I'm fortunate to live in Astoria, a neighborhood in New York that's really four or five ethnic enclaves stacked on top of each other. Though traditionally Greek, Astoria's also home to Italians, Egyptians, Serbians, and plenty of other ethnicities I can't pin down yet. As you can imagine, the food here is pretty sweet.
And it better be. Astorians are finicky eaters and terrifying shoppers. To keep them happy, even modest groceries carry at least three kinds of spiced sausage, feta from six countries of origin, and enough varieties of olive oil to displace everything else in your pantry. I've never seen an Astorian fail to find their favorite version of some imported food, and for the sake of my the cashiers at my shops I hope I never have to.
It was while browsing the honey aisle (yes, aisle) of my local import food shop that I came up with the idea for this ice cream. A jar of pine honey caught my eye, and given how much attention Ethan and I give to honey varieties, I felt obligated to try it in some ice cream.
Adding some sprigs of rosemary felt only natural. From there it seemed only right to include some grassy, heady extra virgin olive oil. Astorians practically use it to fuel their cars and lawn mowers.
If you've never had olive oil in ice cream, take a moment to consider how delicious it can be. And if you don't trust me, take the olive oil gelato at Otto as proof that it can be magnificent in sweets.
Oil doesn't hit you over the head in this ice cream—that's the rosemary's job. Its alpine punch recedes as the ice cream melts on the tongue, giving way to the sweet, resinous honey. The olive oil glides across the finish, smooth and ethereal. It also lightens the texture as something of a respite from all the cream, making for an easily scoopable ice cream that melts effortlessly in your mouth.
If serving on its own, drizzle on some more olive oil and sea salt for a Mediterranean sundae. I used it to round off slices of generously spiced honey cake, but I'm itching to try it with baklava, another Astoria specialty. But what kind of baklava?, the Astorian may ask. You're on your own there—I'm keeping out of that fight.
Ethan Frisch is the chef and co-mastermind behind Guerrilla Ice Cream. He's traveled around the world (30 countries, 5 continents) and worked as a pastry chef and line cook in some of NYC's great (and not so great) restaurants. He currently lives in London, where he really misses New York City tap water.
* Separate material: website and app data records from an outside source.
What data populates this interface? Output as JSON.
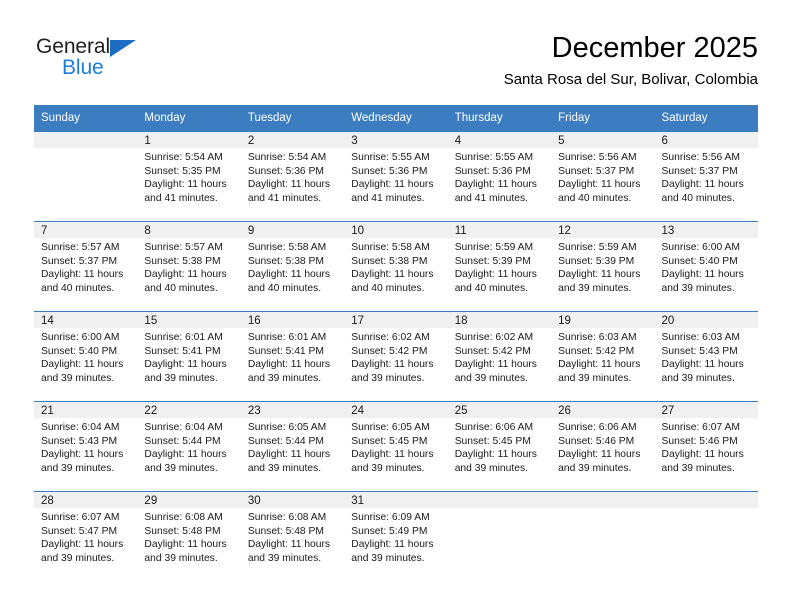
{
  "brand": {
    "name_part1": "General",
    "name_part2": "Blue",
    "triangle_icon": "triangle-icon",
    "color_dark": "#231f20",
    "color_blue": "#1b7fd4"
  },
  "header": {
    "title": "December 2025",
    "subtitle": "Santa Rosa del Sur, Bolivar, Colombia"
  },
  "theme": {
    "header_bg": "#3b7dc0",
    "daynum_bg": "#f0f0f0",
    "text": "#1a1a1a"
  },
  "weekdays": [
    "Sunday",
    "Monday",
    "Tuesday",
    "Wednesday",
    "Thursday",
    "Friday",
    "Saturday"
  ],
  "weeks": [
    [
      {
        "day": ""
      },
      {
        "day": "1",
        "sunrise": "Sunrise: 5:54 AM",
        "sunset": "Sunset: 5:35 PM",
        "daylight_l1": "Daylight: 11 hours",
        "daylight_l2": "and 41 minutes."
      },
      {
        "day": "2",
        "sunrise": "Sunrise: 5:54 AM",
        "sunset": "Sunset: 5:36 PM",
        "daylight_l1": "Daylight: 11 hours",
        "daylight_l2": "and 41 minutes."
      },
      {
        "day": "3",
        "sunrise": "Sunrise: 5:55 AM",
        "sunset": "Sunset: 5:36 PM",
        "daylight_l1": "Daylight: 11 hours",
        "daylight_l2": "and 41 minutes."
      },
      {
        "day": "4",
        "sunrise": "Sunrise: 5:55 AM",
        "sunset": "Sunset: 5:36 PM",
        "daylight_l1": "Daylight: 11 hours",
        "daylight_l2": "and 41 minutes."
      },
      {
        "day": "5",
        "sunrise": "Sunrise: 5:56 AM",
        "sunset": "Sunset: 5:37 PM",
        "daylight_l1": "Daylight: 11 hours",
        "daylight_l2": "and 40 minutes."
      },
      {
        "day": "6",
        "sunrise": "Sunrise: 5:56 AM",
        "sunset": "Sunset: 5:37 PM",
        "daylight_l1": "Daylight: 11 hours",
        "daylight_l2": "and 40 minutes."
      }
    ],
    [
      {
        "day": "7",
        "sunrise": "Sunrise: 5:57 AM",
        "sunset": "Sunset: 5:37 PM",
        "daylight_l1": "Daylight: 11 hours",
        "daylight_l2": "and 40 minutes."
      },
      {
        "day": "8",
        "sunrise": "Sunrise: 5:57 AM",
        "sunset": "Sunset: 5:38 PM",
        "daylight_l1": "Daylight: 11 hours",
        "daylight_l2": "and 40 minutes."
      },
      {
        "day": "9",
        "sunrise": "Sunrise: 5:58 AM",
        "sunset": "Sunset: 5:38 PM",
        "daylight_l1": "Daylight: 11 hours",
        "daylight_l2": "and 40 minutes."
      },
      {
        "day": "10",
        "sunrise": "Sunrise: 5:58 AM",
        "sunset": "Sunset: 5:38 PM",
        "daylight_l1": "Daylight: 11 hours",
        "daylight_l2": "and 40 minutes."
      },
      {
        "day": "11",
        "sunrise": "Sunrise: 5:59 AM",
        "sunset": "Sunset: 5:39 PM",
        "daylight_l1": "Daylight: 11 hours",
        "daylight_l2": "and 40 minutes."
      },
      {
        "day": "12",
        "sunrise": "Sunrise: 5:59 AM",
        "sunset": "Sunset: 5:39 PM",
        "daylight_l1": "Daylight: 11 hours",
        "daylight_l2": "and 39 minutes."
      },
      {
        "day": "13",
        "sunrise": "Sunrise: 6:00 AM",
        "sunset": "Sunset: 5:40 PM",
        "daylight_l1": "Daylight: 11 hours",
        "daylight_l2": "and 39 minutes."
      }
    ],
    [
      {
        "day": "14",
        "sunrise": "Sunrise: 6:00 AM",
        "sunset": "Sunset: 5:40 PM",
        "daylight_l1": "Daylight: 11 hours",
        "daylight_l2": "and 39 minutes."
      },
      {
        "day": "15",
        "sunrise": "Sunrise: 6:01 AM",
        "sunset": "Sunset: 5:41 PM",
        "daylight_l1": "Daylight: 11 hours",
        "daylight_l2": "and 39 minutes."
      },
      {
        "day": "16",
        "sunrise": "Sunrise: 6:01 AM",
        "sunset": "Sunset: 5:41 PM",
        "daylight_l1": "Daylight: 11 hours",
        "daylight_l2": "and 39 minutes."
      },
      {
        "day": "17",
        "sunrise": "Sunrise: 6:02 AM",
        "sunset": "Sunset: 5:42 PM",
        "daylight_l1": "Daylight: 11 hours",
        "daylight_l2": "and 39 minutes."
      },
      {
        "day": "18",
        "sunrise": "Sunrise: 6:02 AM",
        "sunset": "Sunset: 5:42 PM",
        "daylight_l1": "Daylight: 11 hours",
        "daylight_l2": "and 39 minutes."
      },
      {
        "day": "19",
        "sunrise": "Sunrise: 6:03 AM",
        "sunset": "Sunset: 5:42 PM",
        "daylight_l1": "Daylight: 11 hours",
        "daylight_l2": "and 39 minutes."
      },
      {
        "day": "20",
        "sunrise": "Sunrise: 6:03 AM",
        "sunset": "Sunset: 5:43 PM",
        "daylight_l1": "Daylight: 11 hours",
        "daylight_l2": "and 39 minutes."
      }
    ],
    [
      {
        "day": "21",
        "sunrise": "Sunrise: 6:04 AM",
        "sunset": "Sunset: 5:43 PM",
        "daylight_l1": "Daylight: 11 hours",
        "daylight_l2": "and 39 minutes."
      },
      {
        "day": "22",
        "sunrise": "Sunrise: 6:04 AM",
        "sunset": "Sunset: 5:44 PM",
        "daylight_l1": "Daylight: 11 hours",
        "daylight_l2": "and 39 minutes."
      },
      {
        "day": "23",
        "sunrise": "Sunrise: 6:05 AM",
        "sunset": "Sunset: 5:44 PM",
        "daylight_l1": "Daylight: 11 hours",
        "daylight_l2": "and 39 minutes."
      },
      {
        "day": "24",
        "sunrise": "Sunrise: 6:05 AM",
        "sunset": "Sunset: 5:45 PM",
        "daylight_l1": "Daylight: 11 hours",
        "daylight_l2": "and 39 minutes."
      },
      {
        "day": "25",
        "sunrise": "Sunrise: 6:06 AM",
        "sunset": "Sunset: 5:45 PM",
        "daylight_l1": "Daylight: 11 hours",
        "daylight_l2": "and 39 minutes."
      },
      {
        "day": "26",
        "sunrise": "Sunrise: 6:06 AM",
        "sunset": "Sunset: 5:46 PM",
        "daylight_l1": "Daylight: 11 hours",
        "daylight_l2": "and 39 minutes."
      },
      {
        "day": "27",
        "sunrise": "Sunrise: 6:07 AM",
        "sunset": "Sunset: 5:46 PM",
        "daylight_l1": "Daylight: 11 hours",
        "daylight_l2": "and 39 minutes."
      }
    ],
    [
      {
        "day": "28",
        "sunrise": "Sunrise: 6:07 AM",
        "sunset": "Sunset: 5:47 PM",
        "daylight_l1": "Daylight: 11 hours",
        "daylight_l2": "and 39 minutes."
      },
      {
        "day": "29",
        "sunrise": "Sunrise: 6:08 AM",
        "sunset": "Sunset: 5:48 PM",
        "daylight_l1": "Daylight: 11 hours",
        "daylight_l2": "and 39 minutes."
      },
      {
        "day": "30",
        "sunrise": "Sunrise: 6:08 AM",
        "sunset": "Sunset: 5:48 PM",
        "daylight_l1": "Daylight: 11 hours",
        "daylight_l2": "and 39 minutes."
      },
      {
        "day": "31",
        "sunrise": "Sunrise: 6:09 AM",
        "sunset": "Sunset: 5:49 PM",
        "daylight_l1": "Daylight: 11 hours",
        "daylight_l2": "and 39 minutes."
      },
      {
        "day": ""
      },
      {
        "day": ""
      },
      {
        "day": ""
      }
    ]
  ]
}
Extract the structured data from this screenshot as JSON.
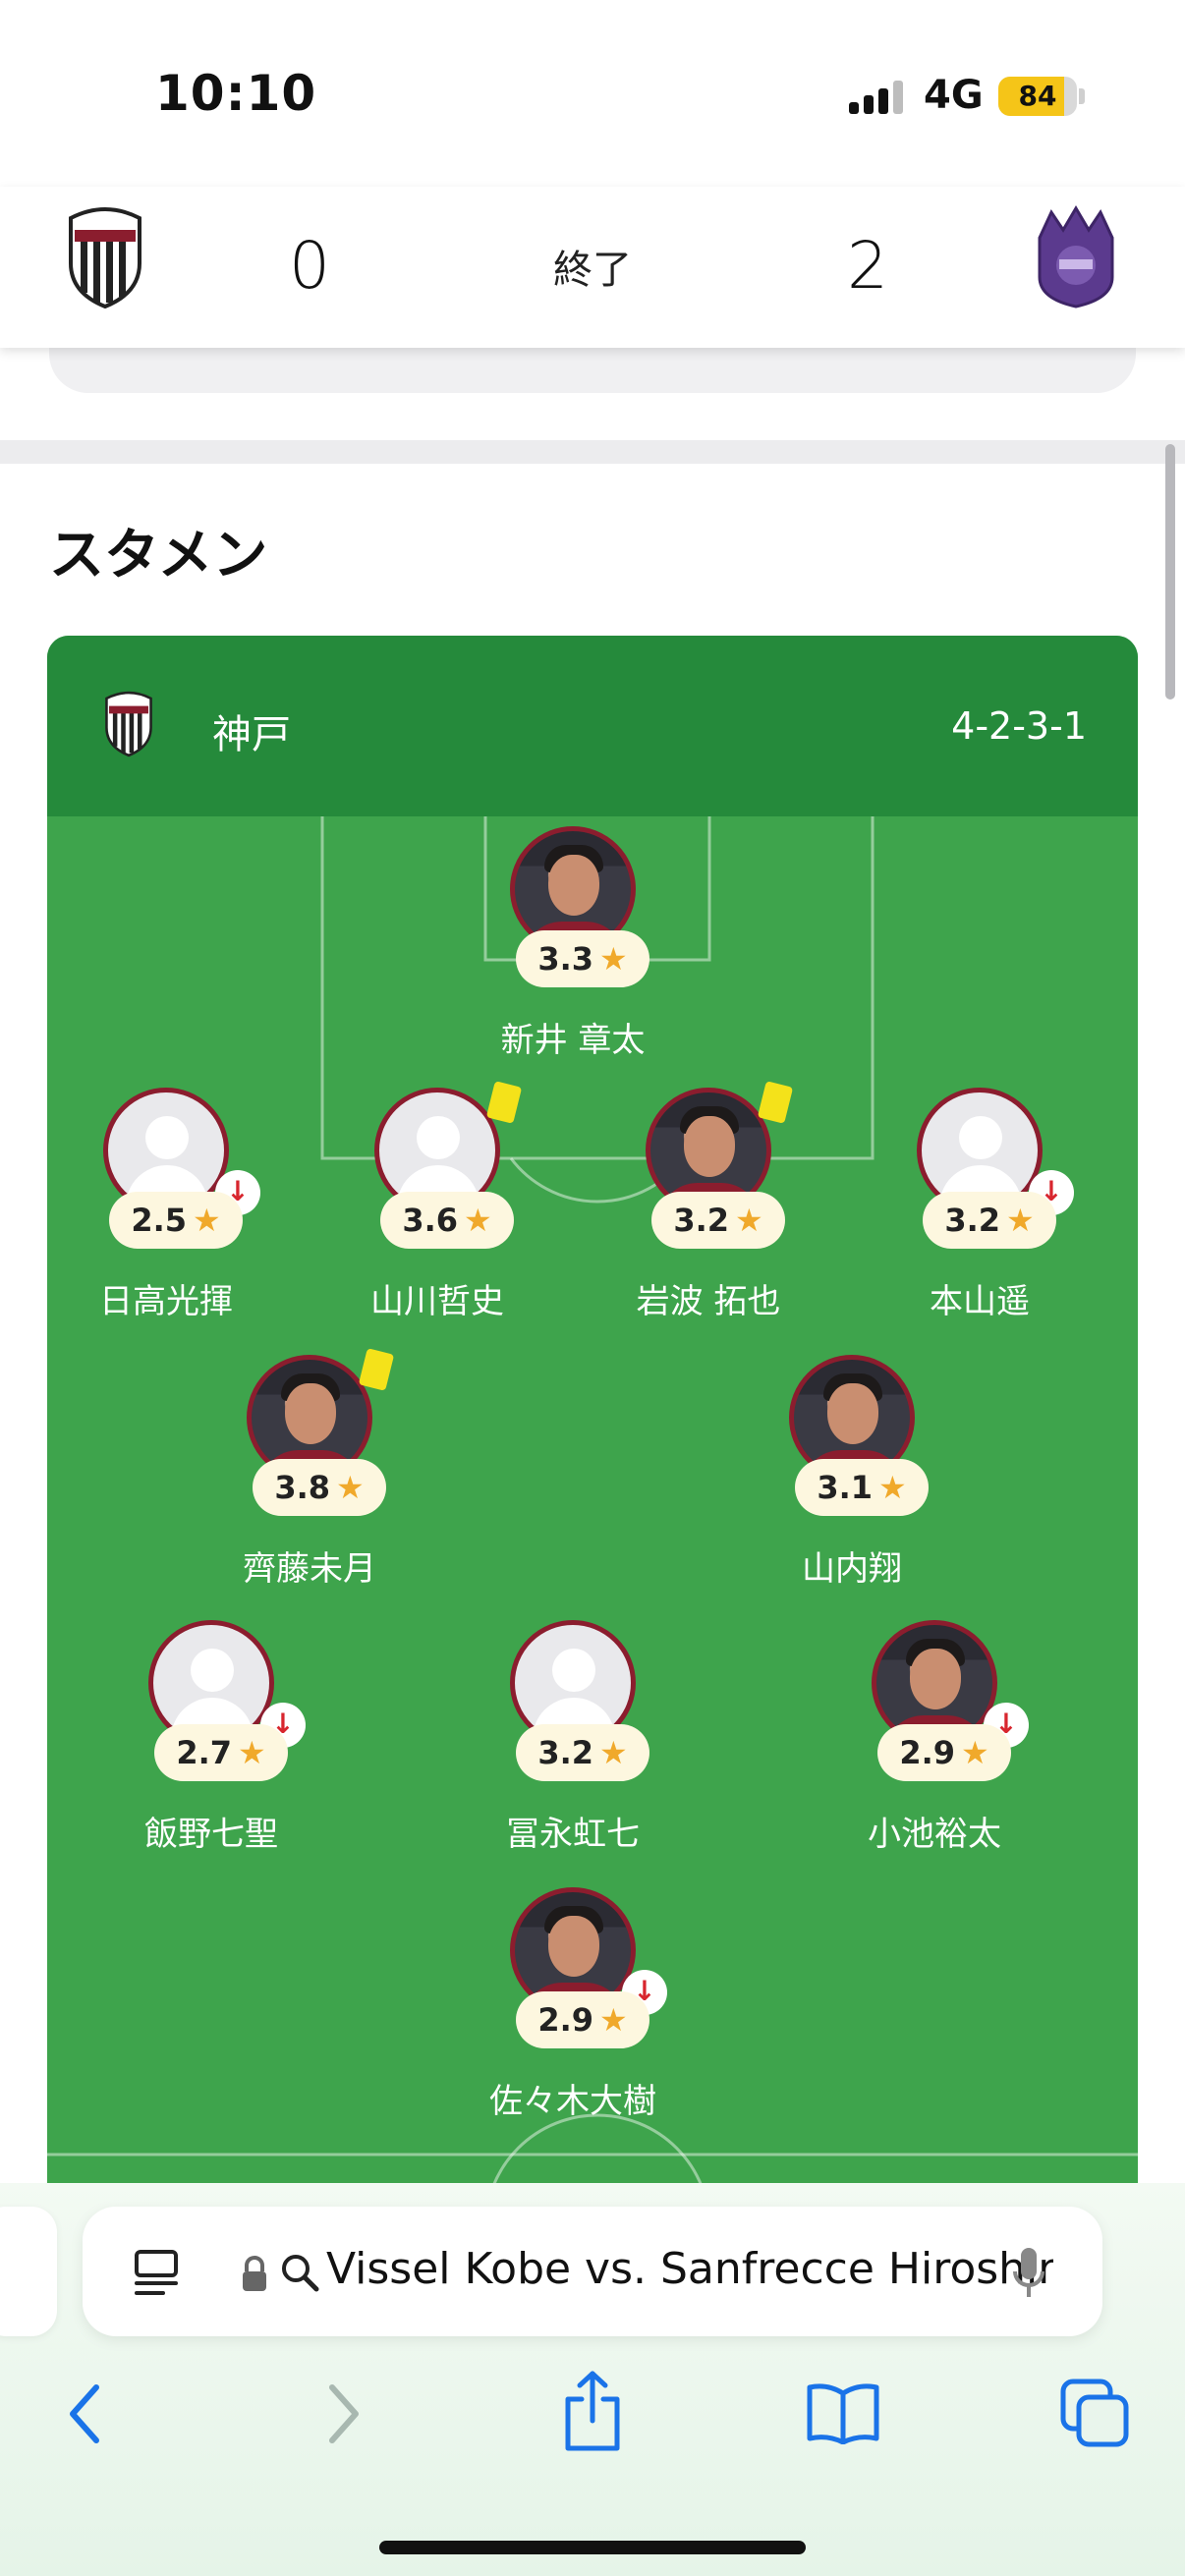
{
  "status_bar": {
    "time": "10:10",
    "network": "4G",
    "battery": "84",
    "battery_level": 0.84,
    "icons": [
      "signal-icon",
      "battery-icon"
    ]
  },
  "score_header": {
    "home_score": "0",
    "away_score": "2",
    "status": "終了",
    "icons": [
      "vissel-kobe-crest-icon",
      "sanfrecce-hiroshima-crest-icon"
    ]
  },
  "section": {
    "title": "スタメン"
  },
  "lineup": {
    "team_name": "神戸",
    "formation": "4-2-3-1",
    "accent": "#258a3b",
    "pitch_color": "#3ea44c",
    "players": [
      {
        "name": "新井 章太",
        "rating": "3.3",
        "photo": true,
        "sub": false,
        "yellow": false
      },
      {
        "name": "日高光揮",
        "rating": "2.5",
        "photo": false,
        "sub": true,
        "yellow": false
      },
      {
        "name": "山川哲史",
        "rating": "3.6",
        "photo": false,
        "sub": false,
        "yellow": true
      },
      {
        "name": "岩波 拓也",
        "rating": "3.2",
        "photo": true,
        "sub": false,
        "yellow": true
      },
      {
        "name": "本山遥",
        "rating": "3.2",
        "photo": false,
        "sub": true,
        "yellow": false
      },
      {
        "name": "齊藤未月",
        "rating": "3.8",
        "photo": true,
        "sub": false,
        "yellow": true
      },
      {
        "name": "山内翔",
        "rating": "3.1",
        "photo": true,
        "sub": false,
        "yellow": false
      },
      {
        "name": "飯野七聖",
        "rating": "2.7",
        "photo": false,
        "sub": true,
        "yellow": false
      },
      {
        "name": "冨永虹七",
        "rating": "3.2",
        "photo": false,
        "sub": false,
        "yellow": false
      },
      {
        "name": "小池裕太",
        "rating": "2.9",
        "photo": true,
        "sub": true,
        "yellow": false
      },
      {
        "name": "佐々木大樹",
        "rating": "2.9",
        "photo": true,
        "sub": true,
        "yellow": false
      }
    ]
  },
  "browser": {
    "address": "Vissel Kobe vs. Sanfrecce Hiroshima",
    "icons": [
      "reader-icon",
      "lock-icon",
      "search-icon",
      "microphone-icon",
      "back-icon",
      "forward-icon",
      "share-icon",
      "bookmarks-icon",
      "tabs-icon"
    ]
  }
}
Max Falkowitz is a proud native of Queens, New York, will do just about anything for a good cup of tea, and enjoys long walks down the aisles of Chinese groceries.
- 3 cups half and half (or 1 1/2 cups each cream and milk)
- 3 (5-inch) sprigs of rosemary
- 3/4 teaspoon kosher salt
- 6 egg yolks
- 1/2 cup pine honey (or other dark, full-flavored honey)
- 1/2 cup strong-flavored extra virgin olive oil
Combine half and half, rosemary, and salt in a 3 quart saucepan and heat to just below a simmer. Steep rosemary in dairy for 15 minutes, stirring occasionally, then discard rosemary.
In a large bowl, whisk together egg yolks and honey till well-combined. Slowly pour in hot dairy, whisking constantly. Return yolk and dairy mixture to pot and heat on low, just below a simmer, stirring frequently. Custard is done when it forms a thin coat on the back of a spoon and a finger swipes a clean line across.
Whisk in olive oil, then transfer to an airtight container to chill in the refrigerator overnight. The next day, churn according to manufacturer's instructions, then freeze for 2 to 3 hours or until firm. Ice cream is best if left to thaw on the counter 10 minutes before serving.
ice cream maker